This article is related toow those tips will save you time and effort.
Time waster #1: Making tutorials that no one reads or watches. Profiling your audience or audience groups is something you do once and then check and update every few months. Knowing what your audience desires will give you a mindset where you intuitively choose only those projects that they’re likely to be interested in.
Time waster #2: Re-reading, editing and fine-tuning your draft multiple times, word for word and comma for comma before you’ve finished it. I’m still occasionally guilty of doing this despite knowing better. It usually happens when I’m stuck, that is either tired and at a mental low or when I don’t know how to go on. In both cases my remedy is to have a break and switch to a simple manual or physical activity for half an hour, or – if it’s late already – to stop entirely and continue the next day. I found out that when I follow my own advice (that is complete the draft and best leave editing for another day), I need as little as one quarter (!) of the time in comparison to
pressing dragging on.
Time waster #3: Idea spread – you don’t know what’s essential for a specific project or process. Therefore you include everything you know that your audience might find helpful…only to cut it out later when editing for clarity and brevity. By creating a tight outline and else collecting all these lovely and helpful tips and tidbits separately, you’ll not only keep your tutorial to the point, as a by-product you’re also building a multi-purpose reference library for yourself.

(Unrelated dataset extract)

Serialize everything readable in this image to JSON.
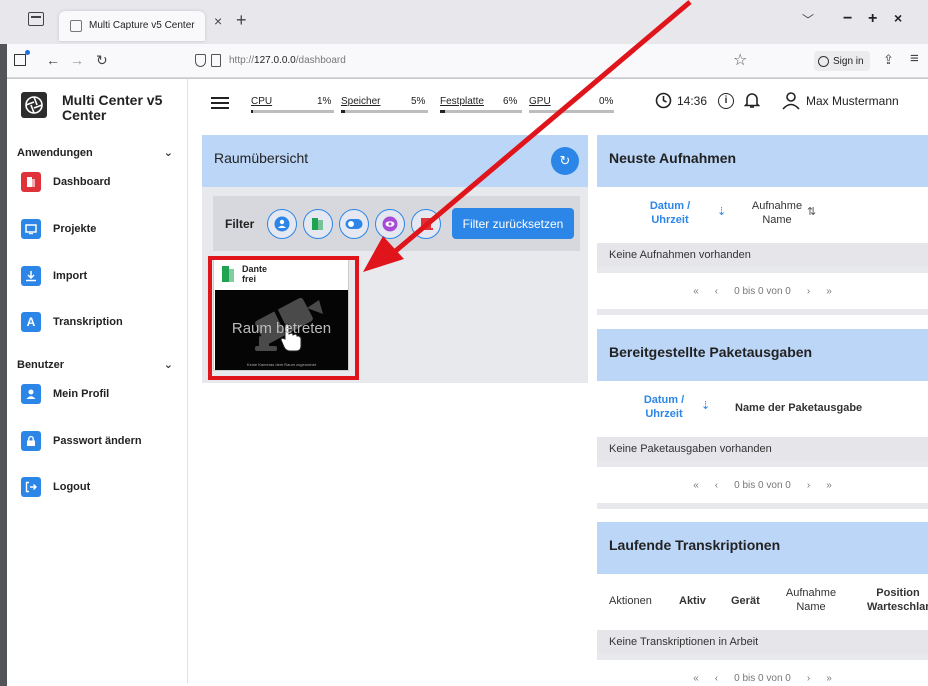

Time waster #4: Long-winded explanations interspersed with irrelevant waffling which confuse or even turn off your audience. Guess how I found out… :/ Instead, know exactly what to focus on at each point of your tutorial, and only present that, be it in writing or using visual aids.
Time waster #5: Some processes or techniques are simple, quick and easy, but they can give you a helluva time when you try explaining them in writing – think folding origami. Initially it may seem that you’re spending extra time on creating informative visuals, but once you get the knack of it and a bit of practice, you’ll probably find that it’s much faster than writing and repeated editing. You can also often re-use and re-purpose them.
Time waster #6: Skipping between completely different types of projects for your tutorials. While I can totally understand anyone who loves jumping back and forth between projects or techniques – Hello, fellow Shakers! *waves* – batch processing tutorials for related or similar projects will save you a lot of time! This does not mean that you have to share them all in a row (unless that’s what you want, for instance as a series), just that you produce them in an organised way.
…over to you:
Do you have any time-saving tips?
Where would you like to speed up the writing, production or marketing process?
Image: Time for a change